* **PROBLEM**:
Those lines of the records that contain "JSON" are to be located and copied.

* **RECORDS**:
+ + + + + + +
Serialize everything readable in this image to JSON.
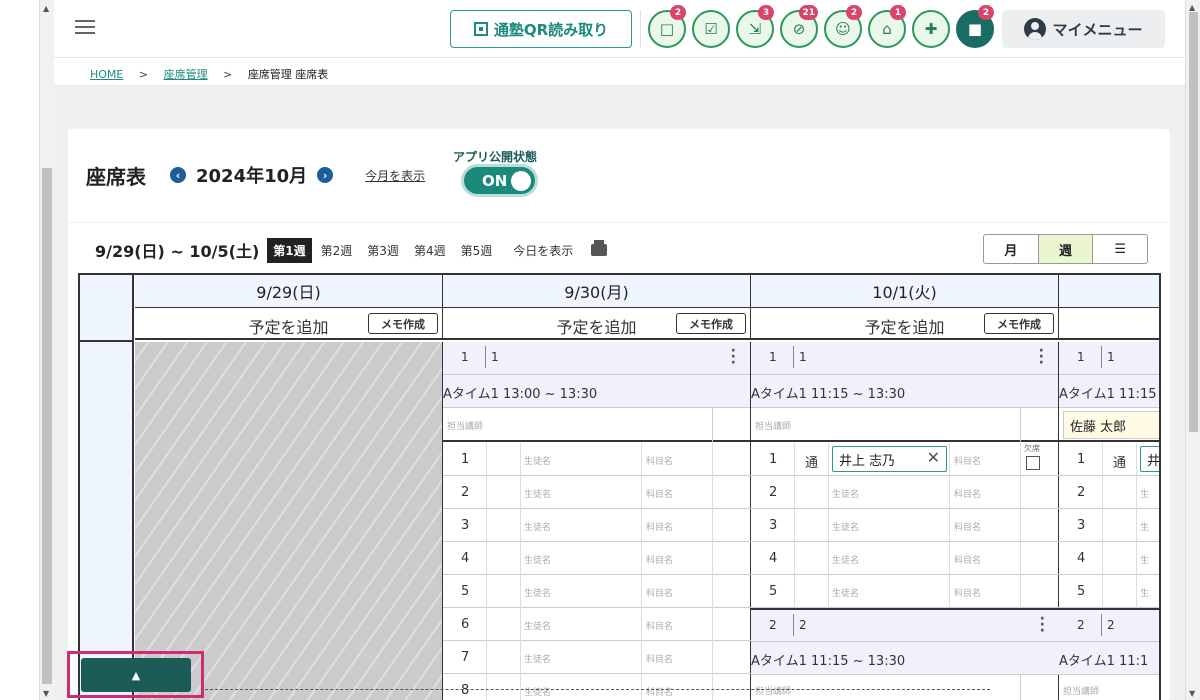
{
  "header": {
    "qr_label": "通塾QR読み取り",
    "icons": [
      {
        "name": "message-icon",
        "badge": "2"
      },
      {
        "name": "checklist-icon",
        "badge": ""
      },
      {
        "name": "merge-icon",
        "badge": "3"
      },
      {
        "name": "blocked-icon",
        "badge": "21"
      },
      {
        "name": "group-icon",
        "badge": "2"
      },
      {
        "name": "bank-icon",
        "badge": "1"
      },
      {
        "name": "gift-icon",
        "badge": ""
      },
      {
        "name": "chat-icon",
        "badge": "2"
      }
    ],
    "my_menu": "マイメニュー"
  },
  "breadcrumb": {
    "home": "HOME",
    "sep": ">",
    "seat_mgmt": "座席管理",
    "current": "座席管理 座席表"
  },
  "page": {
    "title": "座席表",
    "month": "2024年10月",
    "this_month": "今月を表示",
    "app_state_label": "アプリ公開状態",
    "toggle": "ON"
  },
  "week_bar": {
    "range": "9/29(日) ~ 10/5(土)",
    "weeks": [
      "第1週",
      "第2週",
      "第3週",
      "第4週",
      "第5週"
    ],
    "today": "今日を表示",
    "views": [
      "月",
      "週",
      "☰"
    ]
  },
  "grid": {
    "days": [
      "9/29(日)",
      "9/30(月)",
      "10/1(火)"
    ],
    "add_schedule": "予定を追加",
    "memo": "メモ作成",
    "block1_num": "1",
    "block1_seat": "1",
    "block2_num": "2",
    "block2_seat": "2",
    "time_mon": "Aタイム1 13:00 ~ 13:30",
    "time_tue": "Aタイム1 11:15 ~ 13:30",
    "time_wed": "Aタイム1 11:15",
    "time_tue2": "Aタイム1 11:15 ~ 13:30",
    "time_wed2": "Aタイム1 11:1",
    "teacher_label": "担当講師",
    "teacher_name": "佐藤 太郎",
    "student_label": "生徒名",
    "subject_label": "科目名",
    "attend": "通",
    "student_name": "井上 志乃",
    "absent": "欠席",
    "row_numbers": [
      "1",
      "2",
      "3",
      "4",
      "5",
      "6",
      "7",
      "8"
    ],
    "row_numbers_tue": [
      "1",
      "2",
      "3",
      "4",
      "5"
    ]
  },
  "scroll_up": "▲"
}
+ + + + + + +
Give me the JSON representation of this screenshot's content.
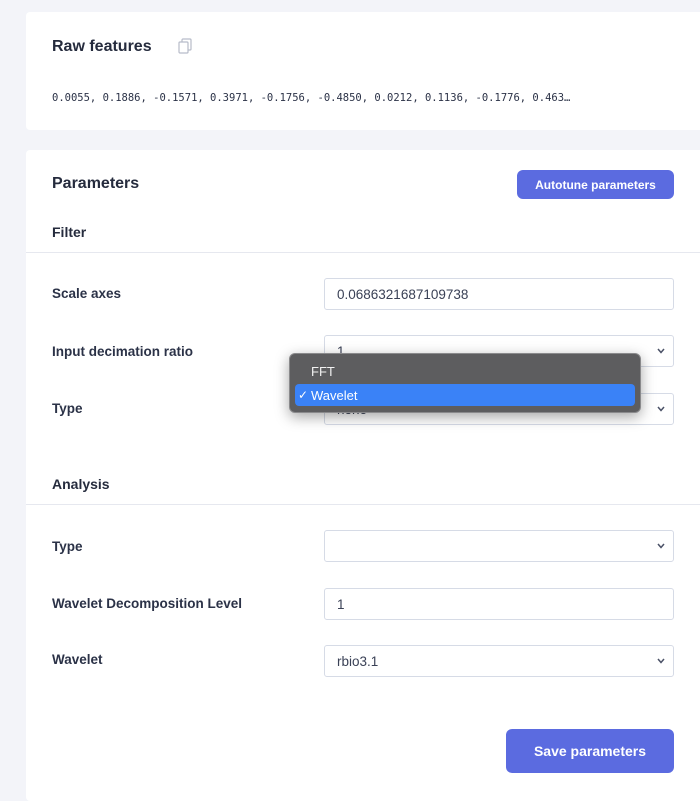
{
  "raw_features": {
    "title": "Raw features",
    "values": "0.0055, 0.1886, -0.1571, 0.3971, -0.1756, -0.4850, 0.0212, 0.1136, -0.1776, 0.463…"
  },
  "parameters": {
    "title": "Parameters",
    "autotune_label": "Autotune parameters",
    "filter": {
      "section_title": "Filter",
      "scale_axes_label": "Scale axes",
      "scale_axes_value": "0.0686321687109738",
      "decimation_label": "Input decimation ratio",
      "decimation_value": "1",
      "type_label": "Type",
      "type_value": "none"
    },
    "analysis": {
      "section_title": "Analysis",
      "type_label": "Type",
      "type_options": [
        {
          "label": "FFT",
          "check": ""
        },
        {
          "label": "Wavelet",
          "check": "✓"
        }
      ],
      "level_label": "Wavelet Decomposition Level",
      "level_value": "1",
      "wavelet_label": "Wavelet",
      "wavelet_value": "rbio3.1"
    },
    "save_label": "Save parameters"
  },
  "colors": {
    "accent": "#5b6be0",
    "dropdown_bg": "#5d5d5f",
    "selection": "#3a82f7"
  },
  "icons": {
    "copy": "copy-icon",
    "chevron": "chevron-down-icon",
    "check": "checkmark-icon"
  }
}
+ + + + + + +
* **WRITTEN ANSWER**:
Serialize everything readable in this image to JSON.
Give me the JSON representation of this screenshot's content.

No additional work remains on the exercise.